Records for this exercise:
####################
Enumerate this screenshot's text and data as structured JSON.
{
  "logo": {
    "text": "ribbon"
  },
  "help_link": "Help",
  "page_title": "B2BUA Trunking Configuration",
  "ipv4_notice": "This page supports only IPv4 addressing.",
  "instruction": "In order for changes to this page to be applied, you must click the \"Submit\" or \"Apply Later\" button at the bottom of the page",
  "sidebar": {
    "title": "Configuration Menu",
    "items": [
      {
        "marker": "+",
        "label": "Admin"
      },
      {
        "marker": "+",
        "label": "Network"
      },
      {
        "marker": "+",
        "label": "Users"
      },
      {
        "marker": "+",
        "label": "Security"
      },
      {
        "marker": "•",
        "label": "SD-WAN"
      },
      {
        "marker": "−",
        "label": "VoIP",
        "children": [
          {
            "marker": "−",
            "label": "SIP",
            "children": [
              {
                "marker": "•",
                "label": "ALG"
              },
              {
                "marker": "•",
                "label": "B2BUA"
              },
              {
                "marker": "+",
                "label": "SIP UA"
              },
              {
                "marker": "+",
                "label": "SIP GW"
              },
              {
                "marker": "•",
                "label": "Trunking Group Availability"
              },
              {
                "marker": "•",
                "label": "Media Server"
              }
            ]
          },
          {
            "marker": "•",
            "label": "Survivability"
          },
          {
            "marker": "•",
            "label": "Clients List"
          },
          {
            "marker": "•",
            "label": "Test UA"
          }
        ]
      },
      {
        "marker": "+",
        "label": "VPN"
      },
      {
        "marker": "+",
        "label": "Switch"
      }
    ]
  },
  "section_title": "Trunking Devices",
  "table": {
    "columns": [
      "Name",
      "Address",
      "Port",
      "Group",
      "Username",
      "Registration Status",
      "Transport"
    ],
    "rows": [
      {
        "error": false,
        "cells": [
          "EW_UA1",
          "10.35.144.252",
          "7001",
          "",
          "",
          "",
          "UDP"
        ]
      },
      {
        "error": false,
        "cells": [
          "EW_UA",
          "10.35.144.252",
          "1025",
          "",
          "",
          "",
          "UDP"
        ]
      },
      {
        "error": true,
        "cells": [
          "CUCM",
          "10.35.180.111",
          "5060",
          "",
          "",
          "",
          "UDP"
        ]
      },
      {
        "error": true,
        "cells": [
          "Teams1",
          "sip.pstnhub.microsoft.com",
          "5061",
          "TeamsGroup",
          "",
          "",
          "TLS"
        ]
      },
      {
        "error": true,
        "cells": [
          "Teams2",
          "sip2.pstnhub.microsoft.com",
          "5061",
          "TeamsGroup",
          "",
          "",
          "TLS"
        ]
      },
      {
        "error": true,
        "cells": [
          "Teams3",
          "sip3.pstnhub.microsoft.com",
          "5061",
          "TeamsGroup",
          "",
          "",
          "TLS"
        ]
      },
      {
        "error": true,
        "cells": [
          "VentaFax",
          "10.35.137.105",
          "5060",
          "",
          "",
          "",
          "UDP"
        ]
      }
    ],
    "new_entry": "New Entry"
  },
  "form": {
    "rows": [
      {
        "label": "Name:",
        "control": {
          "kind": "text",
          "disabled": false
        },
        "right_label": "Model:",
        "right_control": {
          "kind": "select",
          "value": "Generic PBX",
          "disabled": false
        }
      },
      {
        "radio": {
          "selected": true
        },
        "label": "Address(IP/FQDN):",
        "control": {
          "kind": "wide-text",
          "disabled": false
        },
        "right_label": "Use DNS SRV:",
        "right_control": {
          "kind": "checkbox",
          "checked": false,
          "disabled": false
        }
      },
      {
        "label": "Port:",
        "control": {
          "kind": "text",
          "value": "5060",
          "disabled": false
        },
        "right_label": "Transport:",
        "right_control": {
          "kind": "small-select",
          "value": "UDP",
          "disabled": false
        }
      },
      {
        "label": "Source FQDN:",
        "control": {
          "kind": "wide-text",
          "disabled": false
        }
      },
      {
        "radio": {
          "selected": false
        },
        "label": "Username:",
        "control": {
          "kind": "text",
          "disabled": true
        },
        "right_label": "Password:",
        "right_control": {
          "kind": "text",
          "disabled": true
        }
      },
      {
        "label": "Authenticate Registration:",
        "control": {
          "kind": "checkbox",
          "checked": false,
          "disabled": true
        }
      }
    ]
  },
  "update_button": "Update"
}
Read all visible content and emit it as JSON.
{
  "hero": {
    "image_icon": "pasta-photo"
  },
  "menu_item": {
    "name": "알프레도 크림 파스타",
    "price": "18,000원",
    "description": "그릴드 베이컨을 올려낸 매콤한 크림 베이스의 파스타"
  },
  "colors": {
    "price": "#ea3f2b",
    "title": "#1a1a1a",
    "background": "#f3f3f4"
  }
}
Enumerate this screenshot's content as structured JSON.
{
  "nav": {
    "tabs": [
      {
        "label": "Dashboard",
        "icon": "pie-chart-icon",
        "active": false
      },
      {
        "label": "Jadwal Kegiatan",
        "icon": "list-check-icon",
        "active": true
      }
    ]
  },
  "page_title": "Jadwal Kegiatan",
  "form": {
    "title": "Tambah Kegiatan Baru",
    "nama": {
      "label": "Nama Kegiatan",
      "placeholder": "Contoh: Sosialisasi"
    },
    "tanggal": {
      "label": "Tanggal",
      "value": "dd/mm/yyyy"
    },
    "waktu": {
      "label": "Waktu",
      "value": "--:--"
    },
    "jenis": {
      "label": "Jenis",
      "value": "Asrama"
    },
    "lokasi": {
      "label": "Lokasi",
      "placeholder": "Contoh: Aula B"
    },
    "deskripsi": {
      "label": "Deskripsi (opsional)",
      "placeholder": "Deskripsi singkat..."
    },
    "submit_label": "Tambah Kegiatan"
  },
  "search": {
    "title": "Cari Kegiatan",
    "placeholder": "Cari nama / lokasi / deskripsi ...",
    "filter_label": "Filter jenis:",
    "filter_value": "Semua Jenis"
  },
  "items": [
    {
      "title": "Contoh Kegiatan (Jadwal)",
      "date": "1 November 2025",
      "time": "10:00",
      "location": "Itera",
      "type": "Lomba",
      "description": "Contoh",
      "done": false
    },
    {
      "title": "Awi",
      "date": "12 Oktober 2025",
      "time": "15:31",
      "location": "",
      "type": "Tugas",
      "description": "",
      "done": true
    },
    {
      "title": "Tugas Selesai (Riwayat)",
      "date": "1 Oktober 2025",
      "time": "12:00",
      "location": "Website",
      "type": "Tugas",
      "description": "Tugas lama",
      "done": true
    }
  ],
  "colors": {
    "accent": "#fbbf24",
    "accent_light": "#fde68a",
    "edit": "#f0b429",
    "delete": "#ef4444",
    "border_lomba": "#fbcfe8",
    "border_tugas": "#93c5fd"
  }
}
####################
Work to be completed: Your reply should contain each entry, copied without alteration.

Written solution:
Enumerate this screenshot's text and data as structured JSON.
{
  "logo": {
    "text": "ribbon"
  },
  "help_link": "Help",
  "page_title": "B2BUA Trunking Configuration",
  "ipv4_notice": "This page supports only IPv4 addressing.",
  "instruction": "In order for changes to this page to be applied, you must click the \"Submit\" or \"Apply Later\" button at the bottom of the page",
  "sidebar": {
    "title": "Configuration Menu",
    "items": [
      {
        "marker": "+",
        "label": "Admin"
      },
      {
        "marker": "+",
        "label": "Network"
      },
      {
        "marker": "+",
        "label": "Users"
      },
      {
        "marker": "+",
        "label": "Security"
      },
      {
        "marker": "•",
        "label": "SD-WAN"
      },
      {
        "marker": "−",
        "label": "VoIP",
        "children": [
          {
            "marker": "−",
            "label": "SIP",
            "children": [
              {
                "marker": "•",
                "label": "ALG"
              },
              {
                "marker": "•",
                "label": "B2BUA"
              },
              {
                "marker": "+",
                "label": "SIP UA"
              },
              {
                "marker": "+",
                "label": "SIP GW"
              },
              {
                "marker": "•",
                "label": "Trunking Group Availability"
              },
              {
                "marker": "•",
                "label": "Media Server"
              }
            ]
          },
          {
            "marker": "•",
            "label": "Survivability"
          },
          {
            "marker": "•",
            "label": "Clients List"
          },
          {
            "marker": "•",
            "label": "Test UA"
          }
        ]
      },
      {
        "marker": "+",
        "label": "VPN"
      },
      {
        "marker": "+",
        "label": "Switch"
      }
    ]
  },
  "section_title": "Trunking Devices",
  "table": {
    "columns": [
      "Name",
      "Address",
      "Port",
      "Group",
      "Username",
      "Registration Status",
      "Transport"
    ],
    "rows": [
      {
        "error": false,
        "cells": [
          "EW_UA1",
          "10.35.144.252",
          "7001",
          "",
          "",
          "",
          "UDP"
        ]
      },
      {
        "error": false,
        "cells": [
          "EW_UA",
          "10.35.144.252",
          "1025",
          "",
          "",
          "",
          "UDP"
        ]
      },
      {
        "error": true,
        "cells": [
          "CUCM",
          "10.35.180.111",
          "5060",
          "",
          "",
          "",
          "UDP"
        ]
      },
      {
        "error": true,
        "cells": [
          "Teams1",
          "sip.pstnhub.microsoft.com",
          "5061",
          "TeamsGroup",
          "",
          "",
          "TLS"
        ]
      },
      {
        "error": true,
        "cells": [
          "Teams2",
          "sip2.pstnhub.microsoft.com",
          "5061",
          "TeamsGroup",
          "",
          "",
          "TLS"
        ]
      },
      {
        "error": true,
        "cells": [
          "Teams3",
          "sip3.pstnhub.microsoft.com",
          "5061",
          "TeamsGroup",
          "",
          "",
          "TLS"
        ]
      },
      {
        "error": true,
        "cells": [
          "VentaFax",
          "10.35.137.105",
          "5060",
          "",
          "",
          "",
          "UDP"
        ]
      }
    ],
    "new_entry": "New Entry"
  },
  "form": {
    "rows": [
      {
        "label": "Name:",
        "control": {
          "kind": "text",
          "disabled": false
        },
        "right_label": "Model:",
        "right_control": {
          "kind": "select",
          "value": "Generic PBX",
          "disabled": false
        }
      },
      {
        "radio": {
          "selected": true
        },
        "label": "Address(IP/FQDN):",
        "control": {
          "kind": "wide-text",
          "disabled": false
        },
        "right_label": "Use DNS SRV:",
        "right_control": {
          "kind": "checkbox",
          "checked": false,
          "disabled": false
        }
      },
      {
        "label": "Port:",
        "control": {
          "kind": "text",
          "value": "5060",
          "disabled": false
        },
        "right_label": "Transport:",
        "right_control": {
          "kind": "small-select",
          "value": "UDP",
          "disabled": false
        }
      },
      {
        "label": "Source FQDN:",
        "control": {
          "kind": "wide-text",
          "disabled": false
        }
      },
      {
        "radio": {
          "selected": false
        },
        "label": "Username:",
        "control": {
          "kind": "text",
          "disabled": true
        },
        "right_label": "Password:",
        "right_control": {
          "kind": "text",
          "disabled": true
        }
      },
      {
        "label": "Authenticate Registration:",
        "control": {
          "kind": "checkbox",
          "checked": false,
          "disabled": true
        }
      }
    ]
  },
  "update_button": "Update"
}
Read all visible content and emit it as JSON.
{
  "hero": {
    "image_icon": "pasta-photo"
  },
  "menu_item": {
    "name": "알프레도 크림 파스타",
    "price": "18,000원",
    "description": "그릴드 베이컨을 올려낸 매콤한 크림 베이스의 파스타"
  },
  "colors": {
    "price": "#ea3f2b",
    "title": "#1a1a1a",
    "background": "#f3f3f4"
  }
}
Enumerate this screenshot's content as structured JSON.
{
  "nav": {
    "tabs": [
      {
        "label": "Dashboard",
        "icon": "pie-chart-icon",
        "active": false
      },
      {
        "label": "Jadwal Kegiatan",
        "icon": "list-check-icon",
        "active": true
      }
    ]
  },
  "page_title": "Jadwal Kegiatan",
  "form": {
    "title": "Tambah Kegiatan Baru",
    "nama": {
      "label": "Nama Kegiatan",
      "placeholder": "Contoh: Sosialisasi"
    },
    "tanggal": {
      "label": "Tanggal",
      "value": "dd/mm/yyyy"
    },
    "waktu": {
      "label": "Waktu",
      "value": "--:--"
    },
    "jenis": {
      "label": "Jenis",
      "value": "Asrama"
    },
    "lokasi": {
      "label": "Lokasi",
      "placeholder": "Contoh: Aula B"
    },
    "deskripsi": {
      "label": "Deskripsi (opsional)",
      "placeholder": "Deskripsi singkat..."
    },
    "submit_label": "Tambah Kegiatan"
  },
  "search": {
    "title": "Cari Kegiatan",
    "placeholder": "Cari nama / lokasi / deskripsi ...",
    "filter_label": "Filter jenis:",
    "filter_value": "Semua Jenis"
  },
  "items": [
    {
      "title": "Contoh Kegiatan (Jadwal)",
      "date": "1 November 2025",
      "time": "10:00",
      "location": "Itera",
      "type": "Lomba",
      "description": "Contoh",
      "done": false
    },
    {
      "title": "Awi",
      "date": "12 Oktober 2025",
      "time": "15:31",
      "location": "",
      "type": "Tugas",
      "description": "",
      "done": true
    },
    {
      "title": "Tugas Selesai (Riwayat)",
      "date": "1 Oktober 2025",
      "time": "12:00",
      "location": "Website",
      "type": "Tugas",
      "description": "Tugas lama",
      "done": true
    }
  ],
  "colors": {
    "accent": "#fbbf24",
    "accent_light": "#fde68a",
    "edit": "#f0b429",
    "delete": "#ef4444",
    "border_lomba": "#fbcfe8",
    "border_tugas": "#93c5fd"
  }
}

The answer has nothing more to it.